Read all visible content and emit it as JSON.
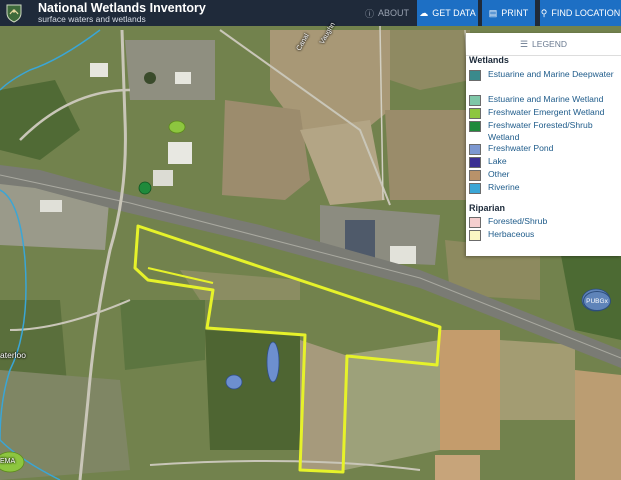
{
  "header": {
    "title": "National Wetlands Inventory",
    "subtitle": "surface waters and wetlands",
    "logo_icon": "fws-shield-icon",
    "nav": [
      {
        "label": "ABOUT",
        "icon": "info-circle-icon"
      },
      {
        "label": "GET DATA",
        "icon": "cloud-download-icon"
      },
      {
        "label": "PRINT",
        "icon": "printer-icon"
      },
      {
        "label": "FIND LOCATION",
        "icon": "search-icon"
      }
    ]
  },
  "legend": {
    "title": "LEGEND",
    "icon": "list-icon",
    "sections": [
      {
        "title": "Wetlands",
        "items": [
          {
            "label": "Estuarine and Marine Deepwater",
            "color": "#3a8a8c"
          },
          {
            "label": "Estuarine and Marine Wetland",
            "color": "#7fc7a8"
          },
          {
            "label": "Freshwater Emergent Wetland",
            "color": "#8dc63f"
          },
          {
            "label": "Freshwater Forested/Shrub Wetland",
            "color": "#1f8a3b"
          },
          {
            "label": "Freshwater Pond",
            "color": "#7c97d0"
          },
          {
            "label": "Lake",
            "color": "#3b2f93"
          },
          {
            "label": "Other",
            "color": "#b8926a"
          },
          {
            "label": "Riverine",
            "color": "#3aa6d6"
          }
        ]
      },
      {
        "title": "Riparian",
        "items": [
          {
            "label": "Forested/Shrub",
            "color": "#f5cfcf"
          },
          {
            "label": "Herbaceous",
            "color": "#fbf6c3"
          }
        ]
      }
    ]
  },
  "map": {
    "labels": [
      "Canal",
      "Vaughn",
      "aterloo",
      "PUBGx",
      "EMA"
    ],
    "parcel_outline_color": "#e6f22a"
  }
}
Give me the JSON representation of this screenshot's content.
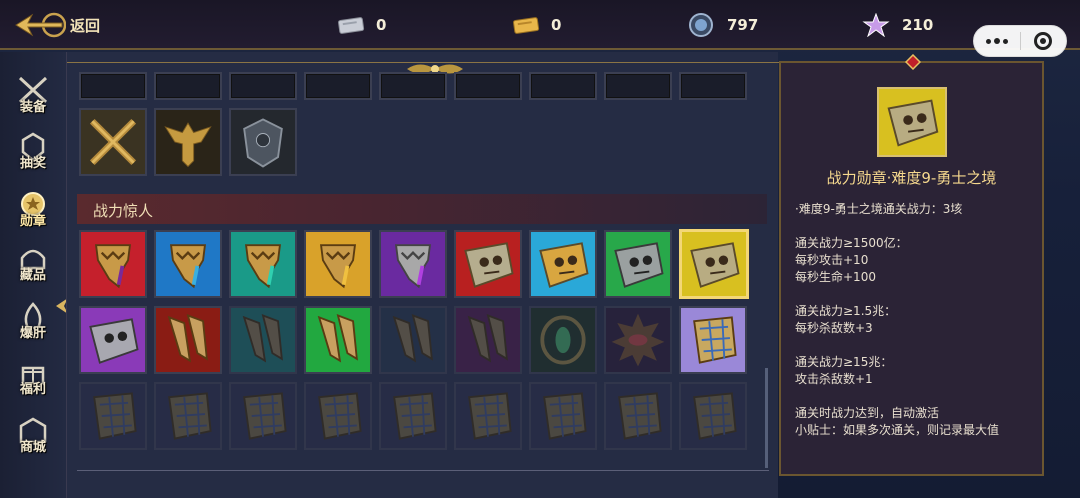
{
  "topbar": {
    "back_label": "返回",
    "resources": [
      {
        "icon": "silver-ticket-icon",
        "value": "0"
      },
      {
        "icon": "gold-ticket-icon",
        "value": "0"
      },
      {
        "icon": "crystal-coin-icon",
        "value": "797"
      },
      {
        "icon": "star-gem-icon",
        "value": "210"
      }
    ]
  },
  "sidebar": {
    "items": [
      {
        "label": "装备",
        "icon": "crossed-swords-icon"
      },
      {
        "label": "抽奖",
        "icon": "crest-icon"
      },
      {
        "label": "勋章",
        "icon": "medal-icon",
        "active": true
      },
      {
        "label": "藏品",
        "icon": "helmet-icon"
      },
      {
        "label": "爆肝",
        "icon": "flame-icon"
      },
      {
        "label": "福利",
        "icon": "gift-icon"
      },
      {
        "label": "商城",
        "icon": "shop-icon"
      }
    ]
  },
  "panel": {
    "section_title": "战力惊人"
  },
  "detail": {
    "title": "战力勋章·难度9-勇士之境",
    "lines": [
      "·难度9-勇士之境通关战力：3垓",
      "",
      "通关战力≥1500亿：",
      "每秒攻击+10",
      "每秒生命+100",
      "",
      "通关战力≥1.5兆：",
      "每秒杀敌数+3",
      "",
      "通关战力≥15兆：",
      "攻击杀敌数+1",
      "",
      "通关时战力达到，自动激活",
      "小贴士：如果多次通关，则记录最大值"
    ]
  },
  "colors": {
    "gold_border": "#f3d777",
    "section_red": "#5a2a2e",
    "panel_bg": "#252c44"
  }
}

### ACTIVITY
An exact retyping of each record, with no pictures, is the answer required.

### ANSWER BOX
Read all visible content and emit it as JSON.
{
  "header": {
    "title": "National Wetlands Inventory",
    "subtitle": "surface waters and wetlands",
    "logo_icon": "fws-shield-icon",
    "nav": [
      {
        "label": "ABOUT",
        "icon": "info-circle-icon"
      },
      {
        "label": "GET DATA",
        "icon": "cloud-download-icon"
      },
      {
        "label": "PRINT",
        "icon": "printer-icon"
      },
      {
        "label": "FIND LOCATION",
        "icon": "search-icon"
      }
    ]
  },
  "legend": {
    "title": "LEGEND",
    "icon": "list-icon",
    "sections": [
      {
        "title": "Wetlands",
        "items": [
          {
            "label": "Estuarine and Marine Deepwater",
            "color": "#3a8a8c"
          },
          {
            "label": "Estuarine and Marine Wetland",
            "color": "#7fc7a8"
          },
          {
            "label": "Freshwater Emergent Wetland",
            "color": "#8dc63f"
          },
          {
            "label": "Freshwater Forested/Shrub Wetland",
            "color": "#1f8a3b"
          },
          {
            "label": "Freshwater Pond",
            "color": "#7c97d0"
          },
          {
            "label": "Lake",
            "color": "#3b2f93"
          },
          {
            "label": "Other",
            "color": "#b8926a"
          },
          {
            "label": "Riverine",
            "color": "#3aa6d6"
          }
        ]
      },
      {
        "title": "Riparian",
        "items": [
          {
            "label": "Forested/Shrub",
            "color": "#f5cfcf"
          },
          {
            "label": "Herbaceous",
            "color": "#fbf6c3"
          }
        ]
      }
    ]
  },
  "map": {
    "labels": [
      "Canal",
      "Vaughn",
      "aterloo",
      "PUBGx",
      "EMA"
    ],
    "parcel_outline_color": "#e6f22a"
  }
}
Give me the JSON representation of this screenshot's content.
{
  "topbar": {
    "back_label": "返回",
    "resources": [
      {
        "icon": "silver-ticket-icon",
        "value": "0"
      },
      {
        "icon": "gold-ticket-icon",
        "value": "0"
      },
      {
        "icon": "crystal-coin-icon",
        "value": "797"
      },
      {
        "icon": "star-gem-icon",
        "value": "210"
      }
    ]
  },
  "sidebar": {
    "items": [
      {
        "label": "装备",
        "icon": "crossed-swords-icon"
      },
      {
        "label": "抽奖",
        "icon": "crest-icon"
      },
      {
        "label": "勋章",
        "icon": "medal-icon",
        "active": true
      },
      {
        "label": "藏品",
        "icon": "helmet-icon"
      },
      {
        "label": "爆肝",
        "icon": "flame-icon"
      },
      {
        "label": "福利",
        "icon": "gift-icon"
      },
      {
        "label": "商城",
        "icon": "shop-icon"
      }
    ]
  },
  "panel": {
    "section_title": "战力惊人"
  },
  "detail": {
    "title": "战力勋章·难度9-勇士之境",
    "lines": [
      "·难度9-勇士之境通关战力：3垓",
      "",
      "通关战力≥1500亿：",
      "每秒攻击+10",
      "每秒生命+100",
      "",
      "通关战力≥1.5兆：",
      "每秒杀敌数+3",
      "",
      "通关战力≥15兆：",
      "攻击杀敌数+1",
      "",
      "通关时战力达到，自动激活",
      "小贴士：如果多次通关，则记录最大值"
    ]
  },
  "colors": {
    "gold_border": "#f3d777",
    "section_red": "#5a2a2e",
    "panel_bg": "#252c44"
  }
}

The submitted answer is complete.